3 things the U.S. could learn from India’s new net neutrality rules

Digital freedom
3 mins
India and net neutrality

Update on June 2, 2022: In light of data retention regulations, ExpressVPN no longer has physical servers in India. Find out more. 

On November 28, 2017, the Telecom Regulatory Authority of India (TRAI) released its own set of recommendations declaring the internet as a basic human right. The new regulations include forbidding an internet service provider from tampering with web traffic and setting the precedent that all online content is equal.

You have to hand it to India. While the U.S. moves to reclassify the internet as a commodity and not a basic universal need, India just proposed bold new legislation to solidify their net neutrality rules. It’s a stark contrast to the ongoing debate Congress is currently embroiled over, and advocates are already calling it the most progressive policy stance on a free internet yet.

Here’s what the U.S. could learn from India’s new policies.

1. Stop letting ISPs throttle traffic

One of the most significant changes deals with how ISPs can accommodate traffic. Under the new legislation, throttling—that is, the act of intentionally slowing internet speeds for specific sites—is strictly prohibited. U.S. ISPs (as well as ISPs in Europe) have continuously come under fire for illegally throttling specific sites while setting up fast lanes for others.

Just a few months ago a Reddit user proved how Verizon was throttling their mobile network but using a VPN to check their ping speeds before and after they turned on their VPN. Verizon was quick to issue a response, though their shady service didn’t go unnoticed.

By mandating that every web page gets the same treatment, India is essentially giving every site—no matter the size or popularity—an equal chance to succeed.

Did you hear that, Congress? If you really want to nurture a competitive and innovative internet, don’t allow Comcast, Verizon and other giant ISPs to dictate how their customers browse the web. It’s as simple as that.

2. Stop letting people who don’t know how to internet regulate the internet

Is there a direct correlation between those who want to repeal net neutrality and those who don’t know how the web works? Possibly. Probably.

In the U.S., the majority of NN opponents argue that the internet isn’t a basic need, and therefore shouldn’t be thought of as a necessity. There are hundreds of examples that illustrate how most Congress members have no idea how the internet works, but none are as prevalent (or dangerous) as FCC Chairman Ajit Pai, who believes ending net neutrality will actually “restore internet freedom.”

FCC Chairman Ajit Pai believes ending net neutrality will actually “restore internet freedom.”
FCC Chairman Ajit Pai thinks ending net neutrality will “restore internet freedom.”

India, on the other hand, is making sure only people who are familiar with the internet be involved in shaping its future. According to the TRAI’s legislation, a new government body consisting of ISP reps, civil workers, academic groups, and consumers will be created to make recommendations regarding net neutrality.

Imagine that: people who know how something works involved in creating and overseeing its policies.

3. Let the public dictate internet policy, not the donors

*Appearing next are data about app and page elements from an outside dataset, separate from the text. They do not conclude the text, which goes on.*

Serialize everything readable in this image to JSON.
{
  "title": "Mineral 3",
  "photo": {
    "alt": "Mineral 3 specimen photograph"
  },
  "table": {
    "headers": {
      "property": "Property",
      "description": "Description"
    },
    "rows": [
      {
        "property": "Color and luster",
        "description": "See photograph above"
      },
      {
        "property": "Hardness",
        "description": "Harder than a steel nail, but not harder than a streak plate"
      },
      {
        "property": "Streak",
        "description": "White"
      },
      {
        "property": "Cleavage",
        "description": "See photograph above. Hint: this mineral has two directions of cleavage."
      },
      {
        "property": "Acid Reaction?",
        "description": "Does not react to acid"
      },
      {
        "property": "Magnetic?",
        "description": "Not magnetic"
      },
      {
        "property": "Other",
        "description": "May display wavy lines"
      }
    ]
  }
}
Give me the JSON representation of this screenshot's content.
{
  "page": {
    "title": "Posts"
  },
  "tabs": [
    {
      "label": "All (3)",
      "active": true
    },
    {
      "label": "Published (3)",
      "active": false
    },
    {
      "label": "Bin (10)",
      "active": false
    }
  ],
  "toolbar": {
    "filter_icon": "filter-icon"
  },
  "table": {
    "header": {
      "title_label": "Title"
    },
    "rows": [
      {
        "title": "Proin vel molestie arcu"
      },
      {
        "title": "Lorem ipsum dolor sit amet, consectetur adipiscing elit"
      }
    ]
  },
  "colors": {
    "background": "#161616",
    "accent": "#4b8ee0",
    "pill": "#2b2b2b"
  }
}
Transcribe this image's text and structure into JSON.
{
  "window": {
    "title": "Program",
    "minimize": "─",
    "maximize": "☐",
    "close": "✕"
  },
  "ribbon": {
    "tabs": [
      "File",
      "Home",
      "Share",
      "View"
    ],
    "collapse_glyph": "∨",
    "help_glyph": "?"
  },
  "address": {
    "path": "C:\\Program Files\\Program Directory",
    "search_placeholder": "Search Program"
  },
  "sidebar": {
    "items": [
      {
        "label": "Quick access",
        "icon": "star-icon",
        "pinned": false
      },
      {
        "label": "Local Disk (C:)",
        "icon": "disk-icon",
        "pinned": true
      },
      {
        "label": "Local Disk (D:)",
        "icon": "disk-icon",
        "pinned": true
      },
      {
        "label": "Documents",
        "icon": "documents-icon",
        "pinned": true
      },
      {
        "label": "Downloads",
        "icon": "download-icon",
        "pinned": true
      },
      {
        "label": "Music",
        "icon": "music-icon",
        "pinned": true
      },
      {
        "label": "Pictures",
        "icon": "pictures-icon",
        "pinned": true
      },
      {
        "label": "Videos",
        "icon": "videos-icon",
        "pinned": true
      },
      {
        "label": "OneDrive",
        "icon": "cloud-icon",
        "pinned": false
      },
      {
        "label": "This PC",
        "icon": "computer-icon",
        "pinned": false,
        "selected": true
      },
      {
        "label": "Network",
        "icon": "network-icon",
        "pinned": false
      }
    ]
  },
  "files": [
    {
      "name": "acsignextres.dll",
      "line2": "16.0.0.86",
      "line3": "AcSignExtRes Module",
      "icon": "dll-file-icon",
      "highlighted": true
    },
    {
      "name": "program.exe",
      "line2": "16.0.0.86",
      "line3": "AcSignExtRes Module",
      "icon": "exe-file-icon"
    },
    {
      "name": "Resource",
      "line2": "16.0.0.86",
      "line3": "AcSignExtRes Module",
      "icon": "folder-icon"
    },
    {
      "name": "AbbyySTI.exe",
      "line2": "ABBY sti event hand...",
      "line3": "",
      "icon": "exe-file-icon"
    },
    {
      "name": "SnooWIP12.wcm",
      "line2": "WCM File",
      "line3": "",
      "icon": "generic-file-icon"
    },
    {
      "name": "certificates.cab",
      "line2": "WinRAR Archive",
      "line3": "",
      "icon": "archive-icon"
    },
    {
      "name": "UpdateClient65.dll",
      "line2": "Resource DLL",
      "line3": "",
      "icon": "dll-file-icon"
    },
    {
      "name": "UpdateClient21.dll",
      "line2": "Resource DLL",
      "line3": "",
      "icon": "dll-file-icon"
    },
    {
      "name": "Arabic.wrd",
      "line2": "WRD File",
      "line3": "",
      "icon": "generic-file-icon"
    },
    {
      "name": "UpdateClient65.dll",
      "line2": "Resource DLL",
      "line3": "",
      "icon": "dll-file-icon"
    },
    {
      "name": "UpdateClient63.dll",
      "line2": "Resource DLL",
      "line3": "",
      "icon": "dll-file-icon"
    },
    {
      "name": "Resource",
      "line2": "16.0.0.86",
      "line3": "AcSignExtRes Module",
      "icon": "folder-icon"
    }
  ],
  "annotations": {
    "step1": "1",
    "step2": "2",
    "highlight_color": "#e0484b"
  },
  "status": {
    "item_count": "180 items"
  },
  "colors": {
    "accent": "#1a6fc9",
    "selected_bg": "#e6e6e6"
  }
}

India’s not known to back down from a fight when it comes to a free internet. In fact, the country’s net neutrality debate can be traced back to 2015, where Airtel, the country’s top internet provider, tried to charge users more to access certain messaging apps. Activists were quick to flood the web with comments and appeals, setting up various chat groups and eventually swaying government opinion in their favor. The plan, dubbed Airtel Zero, was quickly scrapped, leading similar business models to all but crumble overnight.

And then there was that whole Facebook fiasco back in 2015 when the company tried to release a watered-down version of the internet to the masses. Unfortunately, FB’s blundering business model dictated that only certain websites would be accessible, while others required a nominal fee. Sound shady? That’s because it was. Luckily, India wasn’t having any of it, and Facebook quickly abandoned its plans.

As the world’s second largest internet market, India’s online future is bright. By 2020, e-commerce is expected to exceed $34 billion, with more than 200 million Indians conducting day-to-day transactions online. It’s safe to assume this is at least partly possible due to the public’s overwhelming (and unyielding) demand for a free and open net.

The proposed regulations will now head over to India’s telecoms department, and experts are confident these new guidelines will become a reality next year. Here’s hoping.